Honorable Mention: Kentucky LB Josh Allen, who was everywhere against Mississippi State with 6 tackles, 2 TFLs, a pass broken up, and multiple QB hurries in the win. … Auburn DE Marlon Davidson, who led the Tigers’ pass rush against Arkansas with 4 QB hurries. … Arkansas LB Dre Greenlaw, who had 8 tackles and 3 TFLs in a losing effort … Ole Miss DEs Charles Wiley and Markel Winters, who combined for 6 of the Rebels’ 7 sacks against Kent State … Florida DB Brad Stewart Jr., who had 7 tackles and accounted for 2 of the Gators’ 6 takeaways (an interception and a forced fumble on a kickoff) against Tennessee … And Georgia LB D’Andre Walker, who was credited with 2 sacks, 2 forced fumbles, and a PBU at Missouri and earned top marks from PFF.

Catch of the Year of the Week: D.K. Metcalf

Surprise! An Ole Miss receiver did something incredible. Metcalf hauled in 5 receptions against Kent State on just 6 targets, the best of which required a single oversized mitt:

That listed weight of 240 pounds might be a stretch, but yeah, not by much. This guy should already be playing on Sundays.


… and the worst.

Arkansas’ Special Teams: On paper, the Razorbacks were surprisingly competitive against Auburn, coming out ahead in terms of both total offense (290 yards to 225) and yards per play (4.1 to 3.9). They also matched the Tigers’ 13 first downs. How does a game that looks that evenly matched on a down-by-down basis turn into a 34-3 blowout? The kicking game.

The swing on the scoreboard came almost entirely via special teams, which in Arkansas’ case were abysmal from start to finish: In the first quarter alone, the Hogs allowed a 48-yard punt return that led to Auburn’s first touchdown; missed a 40-yard field goal attempt; and shanked a punt that set up Auburn’s offense in plus territory. In the second quarter, the Tigers blocked a punt, setting up a short touchdown “drive” that extended their lead to 17-0 at halftime. In the third, they responded to Arkansas’ only score of the night with an untouched, 96-yard kickoff return by Noah Igbinoghene, pushing the margin to 24-3. In the fourth, the Razorbacks allowed a 36-yard punt return that set up a field goal.

That adds up to 24 of Auburn’s 34 points that were directly attributable to special teams, on a night when the Tigers’ offense struggled to generate big plays and mounted only one sustained scoring drive that began on Arkansas’ side of the 50. If there’s any solace for the Razorbacks in the defense holding its own, it’s not much.

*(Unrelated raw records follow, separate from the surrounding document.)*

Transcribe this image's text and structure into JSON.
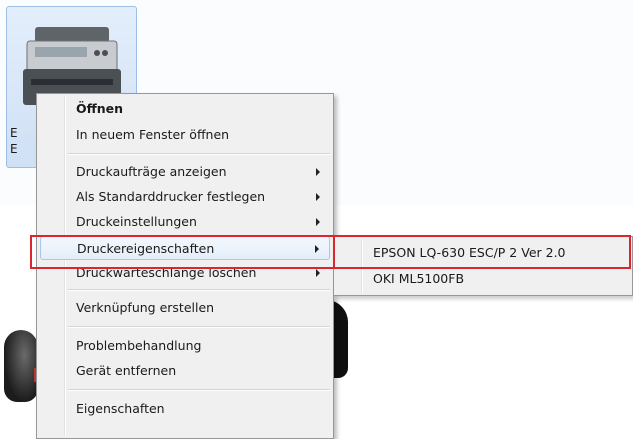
{
  "background": {
    "device_tile_label_line1": "E",
    "device_tile_label_line2": "E"
  },
  "context_menu": {
    "items": [
      {
        "label": "Öffnen",
        "bold": true
      },
      {
        "label": "In neuem Fenster öffnen"
      },
      {
        "label": "Druckaufträge anzeigen",
        "submenu": true
      },
      {
        "label": "Als Standarddrucker festlegen",
        "submenu": true
      },
      {
        "label": "Druckeinstellungen",
        "submenu": true
      },
      {
        "label": "Druckereigenschaften",
        "submenu": true,
        "active": true
      },
      {
        "label": "Druckwarteschlange löschen",
        "submenu": true
      },
      {
        "label": "Verknüpfung erstellen"
      },
      {
        "label": "Problembehandlung"
      },
      {
        "label": "Gerät entfernen"
      },
      {
        "label": "Eigenschaften"
      }
    ]
  },
  "submenu": {
    "items": [
      {
        "label": "EPSON LQ-630 ESC/P 2 Ver 2.0"
      },
      {
        "label": "OKI ML5100FB"
      }
    ]
  },
  "colors": {
    "highlight_red": "#d9262f",
    "menu_bg": "#f0f0f0",
    "hover_blue": "#a8c8ec"
  }
}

Missouri’s “missed” field goal: Trailing 7-0 midway through the first quarter, Missouri lined up for a 41-yard field goal attempt by Tucker McCann, which he proceeded to push juuuust a bit outside. Or … uh, did he?

(If you’re feeling like that look’s not quite definitive, note that on its way down part of the ball actually passed behind the right upright, which wouldn’t be possible from that camera angle if the kick was no good — it would pass completely over or in front of the upright, never behind it. Angles can be deceiving, but in my mind I’m more than “pretty sure.” Kick was good.)

This is the second time in three weeks an SEC crew has ruled a kick that appeared to clearly travel through uprights no good, following a similarly botched call in the Florida-Kentucky game in Week 2. Neither call affected the outcome in any discernible way, but judging field goals and PATs si supposed to be one of the few areas of officiating (along with false starts and facemasks) that’s so cut-and-dry it’s impossible to screw up, which might be why it’s not subject to review. Maybe it should be.